Activity: How many lines within the records include the word "time"? Only that number should be given.

Start of The data

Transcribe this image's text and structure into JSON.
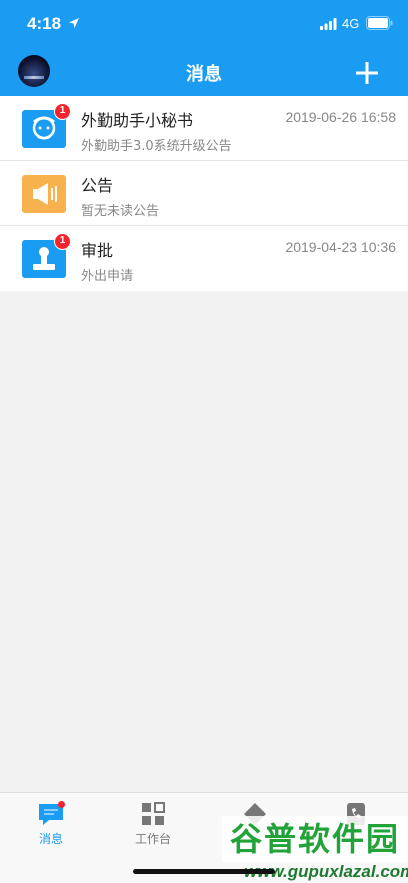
{
  "status": {
    "time": "4:18",
    "network": "4G"
  },
  "header": {
    "title": "消息"
  },
  "messages": [
    {
      "title": "外勤助手小秘书",
      "subtitle": "外勤助手3.0系统升级公告",
      "time": "2019-06-26 16:58",
      "badge": "1",
      "icon": "robot-assistant-icon",
      "color": "#1a9cf2"
    },
    {
      "title": "公告",
      "subtitle": "暂无未读公告",
      "time": "",
      "badge": "",
      "icon": "megaphone-icon",
      "color": "#f8b24d"
    },
    {
      "title": "审批",
      "subtitle": "外出申请",
      "time": "2019-04-23 10:36",
      "badge": "1",
      "icon": "approval-stamp-icon",
      "color": "#1a9cf2"
    }
  ],
  "tabbar": {
    "tabs": [
      {
        "label": "消息",
        "icon": "chat-icon",
        "active": true,
        "has_dot": true
      },
      {
        "label": "工作台",
        "icon": "grid-icon",
        "active": false
      },
      {
        "label": "",
        "icon": "diamond-nav-icon",
        "active": false
      },
      {
        "label": "",
        "icon": "phone-icon",
        "active": false
      }
    ]
  },
  "watermark": {
    "text": "谷普软件园",
    "url": "www.gupuxlazal.com"
  },
  "colors": {
    "primary": "#1a9cf2",
    "badge": "#f4232d",
    "announce": "#f8b24d",
    "watermark": "#21a33a"
  }
}
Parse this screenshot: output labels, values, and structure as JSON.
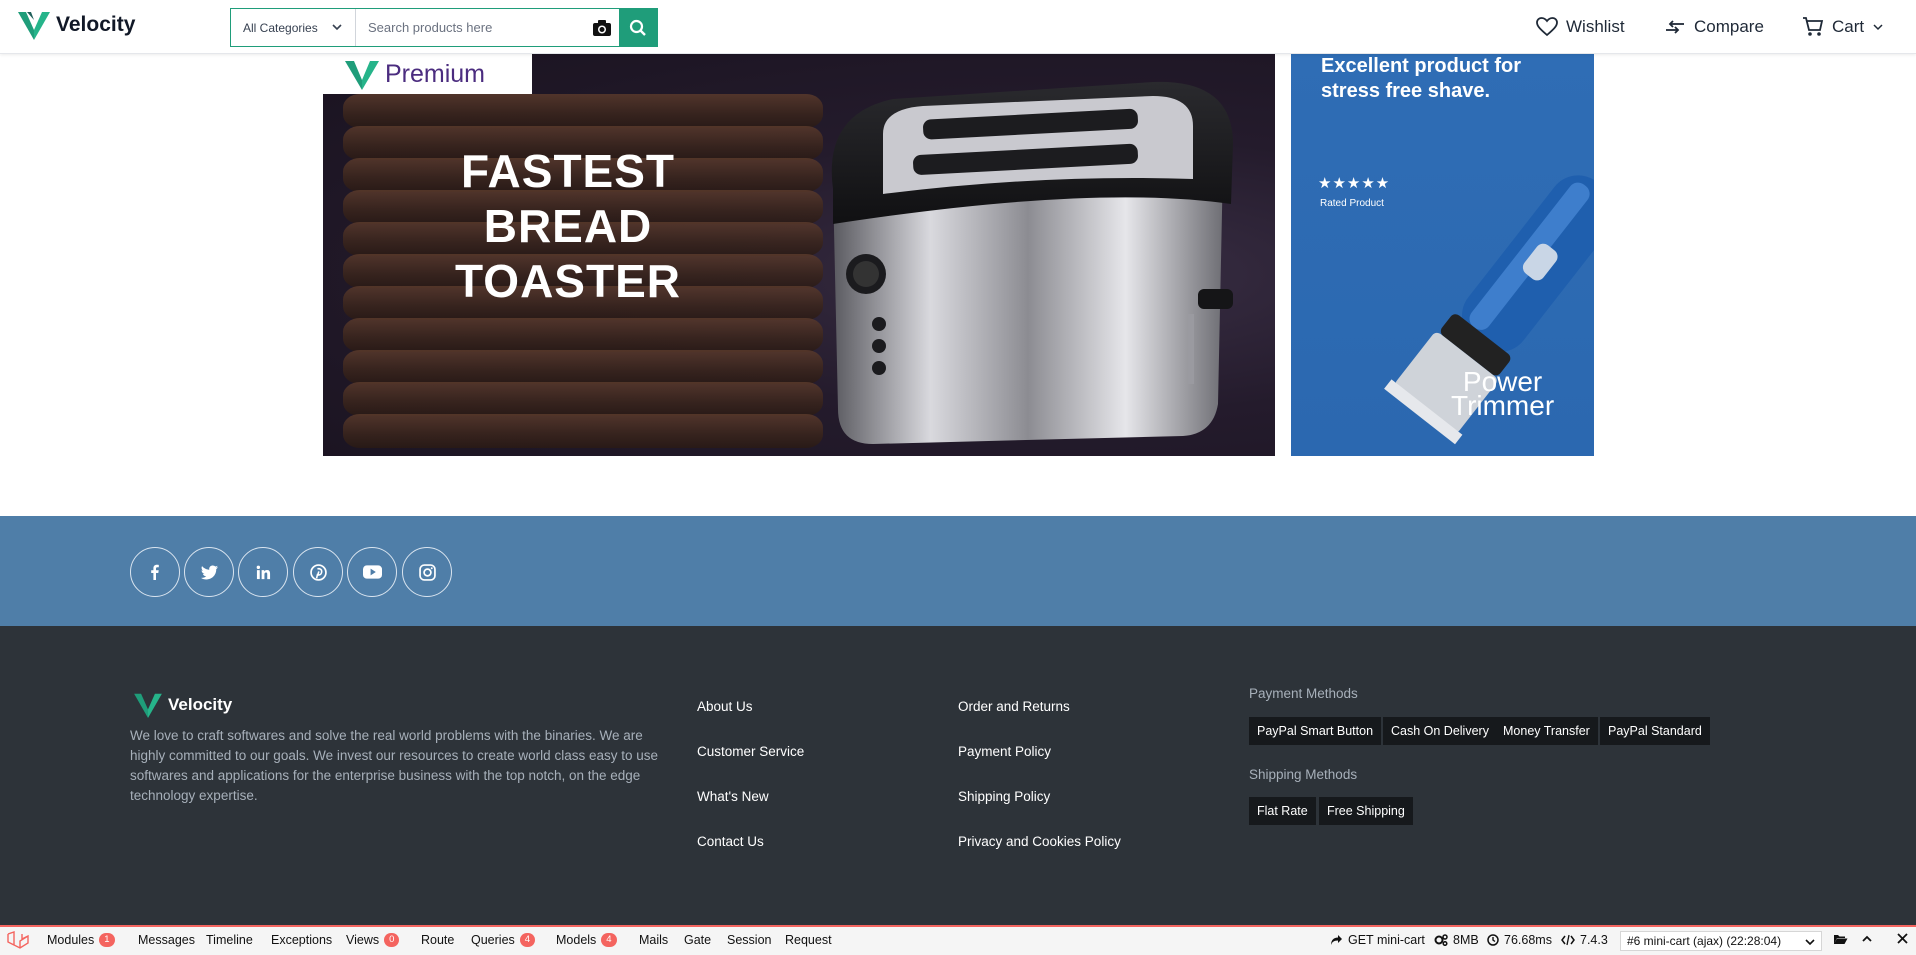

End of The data

Response to the task: 4